--- Records for this exercise ---
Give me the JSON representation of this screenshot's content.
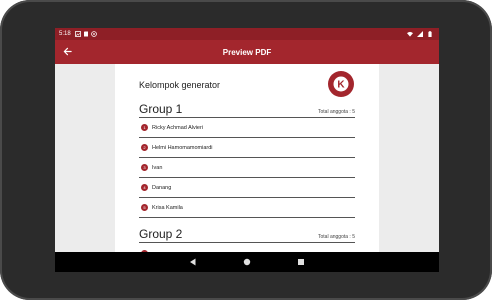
{
  "status_bar": {
    "time": "5:18",
    "left_icons": [
      "gallery-icon",
      "sd-card-icon",
      "at-sign-icon"
    ],
    "right_icons": [
      "wifi-icon",
      "signal-icon",
      "battery-icon"
    ]
  },
  "app_bar": {
    "title": "Preview PDF",
    "back_icon": "arrow-back-icon"
  },
  "document": {
    "title": "Kelompok generator",
    "logo_letter": "K",
    "groups": [
      {
        "name": "Group 1",
        "total_label": "Total anggota : 5",
        "members": [
          {
            "number": "1",
            "name": "Ricky Achmad Alvieri"
          },
          {
            "number": "2",
            "name": "Helmi Hamomamomiardi"
          },
          {
            "number": "3",
            "name": "Ivan"
          },
          {
            "number": "4",
            "name": "Danang"
          },
          {
            "number": "5",
            "name": "Krisa Kamila"
          }
        ]
      },
      {
        "name": "Group 2",
        "total_label": "Total anggota : 5",
        "members": []
      }
    ]
  },
  "nav_bar": {
    "icons": [
      "back-triangle-icon",
      "home-circle-icon",
      "recents-square-icon"
    ]
  },
  "colors": {
    "status_bar": "#8e1f26",
    "app_bar": "#a3262d",
    "accent": "#a3262d",
    "page_background": "#ececec"
  }
}
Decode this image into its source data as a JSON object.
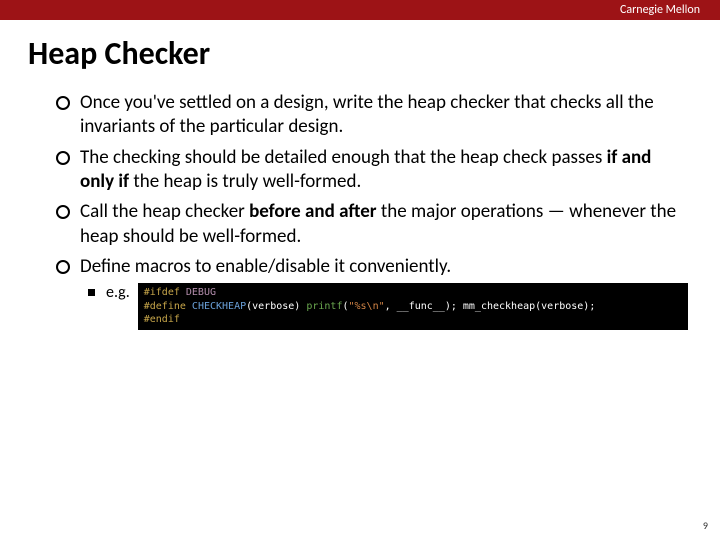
{
  "header": {
    "brand": "Carnegie Mellon"
  },
  "title": "Heap Checker",
  "bullets": [
    {
      "pre": "Once you've settled on a design, write the heap checker that checks all the invariants of the particular design."
    },
    {
      "pre": "The checking should be detailed enough that the heap check passes ",
      "bold1": "if and only if",
      "post": " the heap is truly well-formed."
    },
    {
      "pre": "Call the heap checker ",
      "bold1": "before and after",
      "post": " the major operations — whenever the heap should be well-formed."
    },
    {
      "pre": "Define macros to enable/disable it conveniently."
    }
  ],
  "sub": {
    "label": "e.g."
  },
  "code": {
    "l1a": "#ifdef",
    "l1b": " DEBUG",
    "l2a": "#define",
    "l2b": " CHECKHEAP",
    "l2c": "(verbose) ",
    "l2d": "printf",
    "l2e": "(",
    "l2f": "\"%s\\n\"",
    "l2g": ", __func__); mm_checkheap(verbose);",
    "l3": "#endif"
  },
  "pagenum": "9"
}
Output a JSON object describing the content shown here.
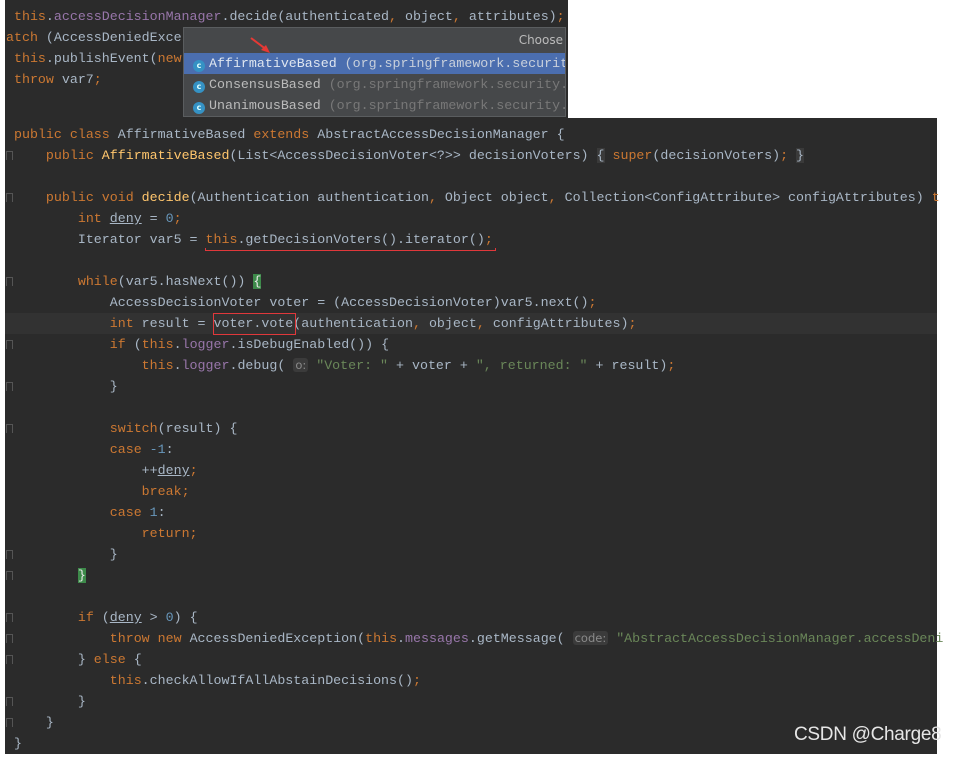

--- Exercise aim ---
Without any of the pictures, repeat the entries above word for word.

--- Expected output ---
Give me the JSON representation of this screenshot's content.
{
  "status_bar": {
    "time": "5:18",
    "left_icons": [
      "gallery-icon",
      "sd-card-icon",
      "at-sign-icon"
    ],
    "right_icons": [
      "wifi-icon",
      "signal-icon",
      "battery-icon"
    ]
  },
  "app_bar": {
    "title": "Preview PDF",
    "back_icon": "arrow-back-icon"
  },
  "document": {
    "title": "Kelompok generator",
    "logo_letter": "K",
    "groups": [
      {
        "name": "Group 1",
        "total_label": "Total anggota : 5",
        "members": [
          {
            "number": "1",
            "name": "Ricky Achmad Alvieri"
          },
          {
            "number": "2",
            "name": "Helmi Hamomamomiardi"
          },
          {
            "number": "3",
            "name": "Ivan"
          },
          {
            "number": "4",
            "name": "Danang"
          },
          {
            "number": "5",
            "name": "Krisa Kamila"
          }
        ]
      },
      {
        "name": "Group 2",
        "total_label": "Total anggota : 5",
        "members": []
      }
    ]
  },
  "nav_bar": {
    "icons": [
      "back-triangle-icon",
      "home-circle-icon",
      "recents-square-icon"
    ]
  },
  "colors": {
    "status_bar": "#8e1f26",
    "app_bar": "#a3262d",
    "accent": "#a3262d",
    "page_background": "#ececec"
  }
}
Decode this image into its source data as a JSON object.
{
  "header": {
    "brand": "Carnegie Mellon"
  },
  "title": "Heap Checker",
  "bullets": [
    {
      "pre": "Once you've settled on a design, write the heap checker that checks all the invariants of the particular design."
    },
    {
      "pre": "The checking should be detailed enough that the heap check passes ",
      "bold1": "if and only if",
      "post": " the heap is truly well-formed."
    },
    {
      "pre": "Call the heap checker ",
      "bold1": "before and after",
      "post": " the major operations — whenever the heap should be well-formed."
    },
    {
      "pre": "Define macros to enable/disable it conveniently."
    }
  ],
  "sub": {
    "label": "e.g."
  },
  "code": {
    "l1a": "#ifdef",
    "l1b": " DEBUG",
    "l2a": "#define",
    "l2b": " CHECKHEAP",
    "l2c": "(verbose) ",
    "l2d": "printf",
    "l2e": "(",
    "l2f": "\"%s\\n\"",
    "l2g": ", __func__); mm_checkheap(verbose);",
    "l3": "#endif"
  },
  "pagenum": "9"
}
Output a JSON object describing the content shown here.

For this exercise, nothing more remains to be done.